[TASK INPUTS — start]

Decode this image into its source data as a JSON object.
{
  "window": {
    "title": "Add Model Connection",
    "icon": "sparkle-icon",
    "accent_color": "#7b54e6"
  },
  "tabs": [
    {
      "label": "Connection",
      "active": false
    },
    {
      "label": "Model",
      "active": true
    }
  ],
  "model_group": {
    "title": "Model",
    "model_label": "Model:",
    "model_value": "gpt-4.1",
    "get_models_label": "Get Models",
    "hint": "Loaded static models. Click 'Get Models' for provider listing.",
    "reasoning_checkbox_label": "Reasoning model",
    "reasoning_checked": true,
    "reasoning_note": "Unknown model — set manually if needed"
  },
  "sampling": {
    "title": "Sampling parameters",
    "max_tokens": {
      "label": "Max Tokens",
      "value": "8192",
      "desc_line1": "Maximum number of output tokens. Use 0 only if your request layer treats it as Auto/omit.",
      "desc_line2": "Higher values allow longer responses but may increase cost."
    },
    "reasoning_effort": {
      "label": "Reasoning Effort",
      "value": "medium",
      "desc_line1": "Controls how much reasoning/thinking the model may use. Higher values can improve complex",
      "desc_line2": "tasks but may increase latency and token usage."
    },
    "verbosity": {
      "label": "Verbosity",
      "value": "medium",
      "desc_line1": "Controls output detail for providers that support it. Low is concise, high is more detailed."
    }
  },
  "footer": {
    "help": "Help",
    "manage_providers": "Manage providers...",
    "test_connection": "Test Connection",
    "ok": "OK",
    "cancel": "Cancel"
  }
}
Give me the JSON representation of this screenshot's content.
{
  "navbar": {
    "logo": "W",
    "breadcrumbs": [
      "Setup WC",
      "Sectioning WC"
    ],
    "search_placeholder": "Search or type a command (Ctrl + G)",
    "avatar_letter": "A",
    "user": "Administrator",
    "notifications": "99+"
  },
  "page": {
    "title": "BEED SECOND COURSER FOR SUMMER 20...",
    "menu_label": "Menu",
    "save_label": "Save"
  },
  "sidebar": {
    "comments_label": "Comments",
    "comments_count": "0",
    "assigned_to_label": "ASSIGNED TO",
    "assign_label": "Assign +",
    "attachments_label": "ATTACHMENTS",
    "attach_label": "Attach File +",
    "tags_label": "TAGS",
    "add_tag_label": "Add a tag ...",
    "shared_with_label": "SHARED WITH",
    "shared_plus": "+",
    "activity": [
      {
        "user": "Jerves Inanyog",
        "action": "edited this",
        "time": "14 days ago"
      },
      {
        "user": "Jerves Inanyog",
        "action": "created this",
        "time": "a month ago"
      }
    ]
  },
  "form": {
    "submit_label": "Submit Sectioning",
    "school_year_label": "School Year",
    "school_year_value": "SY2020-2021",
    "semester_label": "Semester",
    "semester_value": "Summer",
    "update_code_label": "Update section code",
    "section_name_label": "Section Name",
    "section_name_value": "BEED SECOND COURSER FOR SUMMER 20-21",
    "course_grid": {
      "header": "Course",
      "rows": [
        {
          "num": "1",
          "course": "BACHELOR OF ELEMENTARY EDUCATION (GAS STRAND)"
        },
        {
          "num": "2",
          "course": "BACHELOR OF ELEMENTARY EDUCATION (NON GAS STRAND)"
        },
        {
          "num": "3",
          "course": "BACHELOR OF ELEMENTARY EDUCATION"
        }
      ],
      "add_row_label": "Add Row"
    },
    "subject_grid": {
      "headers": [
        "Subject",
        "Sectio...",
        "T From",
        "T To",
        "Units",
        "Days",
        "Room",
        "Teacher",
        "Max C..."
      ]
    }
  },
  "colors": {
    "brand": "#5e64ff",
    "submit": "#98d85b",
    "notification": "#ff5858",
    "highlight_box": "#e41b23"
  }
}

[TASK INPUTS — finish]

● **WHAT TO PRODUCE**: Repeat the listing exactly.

● **ANSWER TO THIS PROBLEM**:
Decode this image into its source data as a JSON object.
{
  "window": {
    "title": "Add Model Connection",
    "icon": "sparkle-icon",
    "accent_color": "#7b54e6"
  },
  "tabs": [
    {
      "label": "Connection",
      "active": false
    },
    {
      "label": "Model",
      "active": true
    }
  ],
  "model_group": {
    "title": "Model",
    "model_label": "Model:",
    "model_value": "gpt-4.1",
    "get_models_label": "Get Models",
    "hint": "Loaded static models. Click 'Get Models' for provider listing.",
    "reasoning_checkbox_label": "Reasoning model",
    "reasoning_checked": true,
    "reasoning_note": "Unknown model — set manually if needed"
  },
  "sampling": {
    "title": "Sampling parameters",
    "max_tokens": {
      "label": "Max Tokens",
      "value": "8192",
      "desc_line1": "Maximum number of output tokens. Use 0 only if your request layer treats it as Auto/omit.",
      "desc_line2": "Higher values allow longer responses but may increase cost."
    },
    "reasoning_effort": {
      "label": "Reasoning Effort",
      "value": "medium",
      "desc_line1": "Controls how much reasoning/thinking the model may use. Higher values can improve complex",
      "desc_line2": "tasks but may increase latency and token usage."
    },
    "verbosity": {
      "label": "Verbosity",
      "value": "medium",
      "desc_line1": "Controls output detail for providers that support it. Low is concise, high is more detailed."
    }
  },
  "footer": {
    "help": "Help",
    "manage_providers": "Manage providers...",
    "test_connection": "Test Connection",
    "ok": "OK",
    "cancel": "Cancel"
  }
}
Give me the JSON representation of this screenshot's content.
{
  "navbar": {
    "logo": "W",
    "breadcrumbs": [
      "Setup WC",
      "Sectioning WC"
    ],
    "search_placeholder": "Search or type a command (Ctrl + G)",
    "avatar_letter": "A",
    "user": "Administrator",
    "notifications": "99+"
  },
  "page": {
    "title": "BEED SECOND COURSER FOR SUMMER 20...",
    "menu_label": "Menu",
    "save_label": "Save"
  },
  "sidebar": {
    "comments_label": "Comments",
    "comments_count": "0",
    "assigned_to_label": "ASSIGNED TO",
    "assign_label": "Assign +",
    "attachments_label": "ATTACHMENTS",
    "attach_label": "Attach File +",
    "tags_label": "TAGS",
    "add_tag_label": "Add a tag ...",
    "shared_with_label": "SHARED WITH",
    "shared_plus": "+",
    "activity": [
      {
        "user": "Jerves Inanyog",
        "action": "edited this",
        "time": "14 days ago"
      },
      {
        "user": "Jerves Inanyog",
        "action": "created this",
        "time": "a month ago"
      }
    ]
  },
  "form": {
    "submit_label": "Submit Sectioning",
    "school_year_label": "School Year",
    "school_year_value": "SY2020-2021",
    "semester_label": "Semester",
    "semester_value": "Summer",
    "update_code_label": "Update section code",
    "section_name_label": "Section Name",
    "section_name_value": "BEED SECOND COURSER FOR SUMMER 20-21",
    "course_grid": {
      "header": "Course",
      "rows": [
        {
          "num": "1",
          "course": "BACHELOR OF ELEMENTARY EDUCATION (GAS STRAND)"
        },
        {
          "num": "2",
          "course": "BACHELOR OF ELEMENTARY EDUCATION (NON GAS STRAND)"
        },
        {
          "num": "3",
          "course": "BACHELOR OF ELEMENTARY EDUCATION"
        }
      ],
      "add_row_label": "Add Row"
    },
    "subject_grid": {
      "headers": [
        "Subject",
        "Sectio...",
        "T From",
        "T To",
        "Units",
        "Days",
        "Room",
        "Teacher",
        "Max C..."
      ]
    }
  },
  "colors": {
    "brand": "#5e64ff",
    "submit": "#98d85b",
    "notification": "#ff5858",
    "highlight_box": "#e41b23"
  }
}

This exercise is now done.